Speaking on the Arabic satellite channel Al-Jazeera Sunday evening, he said the race is not between an Islamist and a non-Islamist, but between “the revolution and the enemies of the revolution.” Shafiq, who placed second after Morsi, filed an appeal to the election commission, saying votes cast for him in one province were not included in the ballot count.
- Egypt election may hinge on court decision | The Eagle
- Mubarak verdict adds to tension before Egypt vote amid calls for more mass protests | Al-Arabiya
- Egypt Elections – a Choice Between Islamic Dictatorship and Military Authoritarianism | allAfrica.com…
- Egypt’s Polarizing Presidential Election | The Nation
- Egypt appears set for deeply divisive run-off | CBS News
The final day of polling before the repeat election in Greece on June 17 showed the two main contenders neck and neck. The economic crisis has divided Greeks, who appear split on the causes and solutions to the country’s financial meltdown. The political stalemate only appears to be entrenching these divisions. Industrial disputes do not get much worse than this. The workers at the Hellenic Halyvourgia steel plant have been on strike for more than 200 days. Yorgos Sifonios is president of the workers’ union. He showed letters of solidarity from unions across the world. “The Union has undertaken collective action, which has roused the whole of Greece’s working class. Our strike has become a landmark, a model of how all workers must fight,” Sifonios said. The factory’s owner laid off 50 workers last year, blaming falling demand. The company declined an interview.
The workers say production was actually increasing. Among those on the picket line is Panayiotis Papanikolaou, who has worked at the factory for more than 20 years. “Right now, I think most of the workers will support and vote for Syriza – not PASOK or New Democracy – because Syriza supports the workers,” Papanikolaou said.
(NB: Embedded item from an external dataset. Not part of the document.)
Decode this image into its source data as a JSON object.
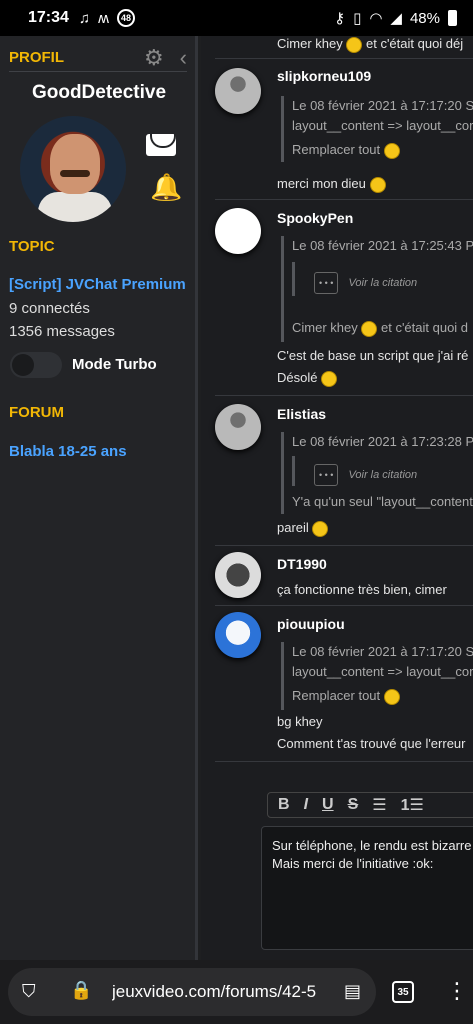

Greek unemployment hit a record 21.7 percent in February. More than half of young people have no job. Alex Tsipras, the 37-year-old leader, of the Syriza Party, has vowed to cancel the austerity program insisted on by the European Union in return for financial bailouts. Results from Friday, the last day of polling before the June 17 election, show Syriza and New Democracy – which supports the bailout – each holding around 26 percent.
Full Article: Greeks Divided as Election Stalemate Looms Again.
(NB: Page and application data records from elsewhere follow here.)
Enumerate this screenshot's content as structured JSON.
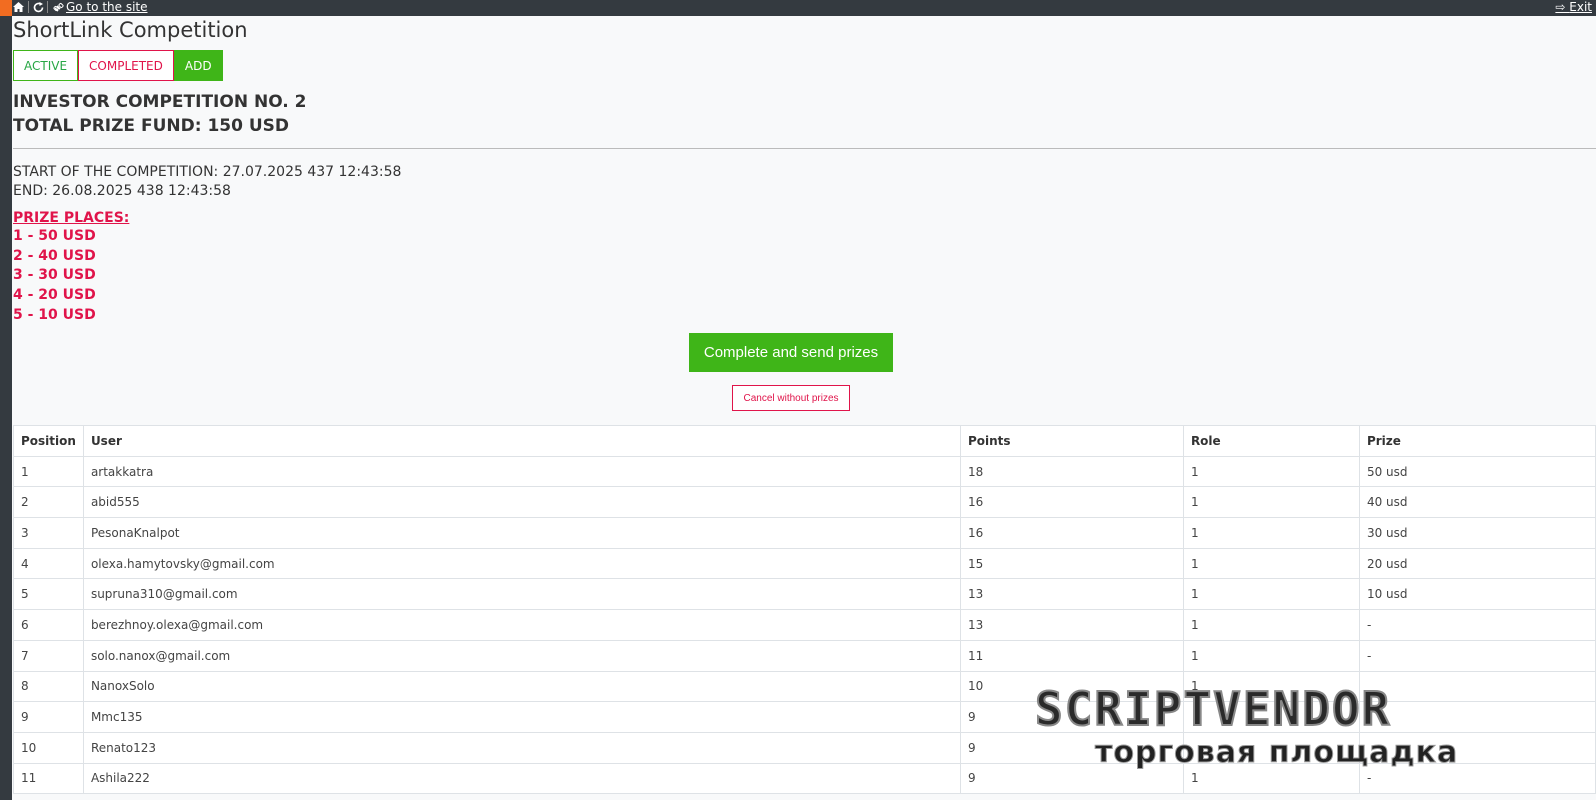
{
  "topbar": {
    "goto_label": "Go to the site",
    "exit_label": "Exit",
    "accent_color": "#f26c21"
  },
  "page": {
    "title": "ShortLink Competition"
  },
  "tabs": [
    {
      "label": "ACTIVE"
    },
    {
      "label": "COMPLETED"
    },
    {
      "label": "ADD"
    }
  ],
  "competition": {
    "title": "INVESTOR COMPETITION NO. 2",
    "fund": "TOTAL PRIZE FUND: 150 USD",
    "start": "START OF THE COMPETITION: 27.07.2025 437 12:43:58",
    "end": "END: 26.08.2025 438 12:43:58",
    "prize_heading": "PRIZE PLACES:",
    "prizes": [
      "1 - 50 USD",
      "2 - 40 USD",
      "3 - 30 USD",
      "4 - 20 USD",
      "5 - 10 USD"
    ]
  },
  "actions": {
    "complete_label": "Complete and send prizes",
    "cancel_label": "Cancel without prizes"
  },
  "table": {
    "headers": [
      "Position",
      "User",
      "Points",
      "Role",
      "Prize"
    ],
    "rows": [
      [
        "1",
        "artakkatra",
        "18",
        "1",
        "50 usd"
      ],
      [
        "2",
        "abid555",
        "16",
        "1",
        "40 usd"
      ],
      [
        "3",
        "PesonaKnalpot",
        "16",
        "1",
        "30 usd"
      ],
      [
        "4",
        "olexa.hamytovsky@gmail.com",
        "15",
        "1",
        "20 usd"
      ],
      [
        "5",
        "supruna310@gmail.com",
        "13",
        "1",
        "10 usd"
      ],
      [
        "6",
        "berezhnoy.olexa@gmail.com",
        "13",
        "1",
        "-"
      ],
      [
        "7",
        "solo.nanox@gmail.com",
        "11",
        "1",
        "-"
      ],
      [
        "8",
        "NanoxSolo",
        "10",
        "1",
        ""
      ],
      [
        "9",
        "Mmc135",
        "9",
        "",
        ""
      ],
      [
        "10",
        "Renato123",
        "9",
        "",
        ""
      ],
      [
        "11",
        "Ashila222",
        "9",
        "1",
        "-"
      ]
    ]
  },
  "watermark": {
    "top": "SCRIPTVENDOR",
    "bottom": "торговая площадка"
  },
  "colors": {
    "green": "#3fb518",
    "red": "#e0144a",
    "dark": "#343a40"
  }
}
- Greeks approach election feeling angry, helpless and betrayed | The Irish Times
- Final bid to avert new polls | Fin24
- Initial coalition government talks fail, new election looms | Winnipeg Free Press
- Detention camp for immigrants opened as election looms | Euronews/Reuters
- Recession-Wracked Greece Nears Vote That May Decide Fate in Euro | Bloomberg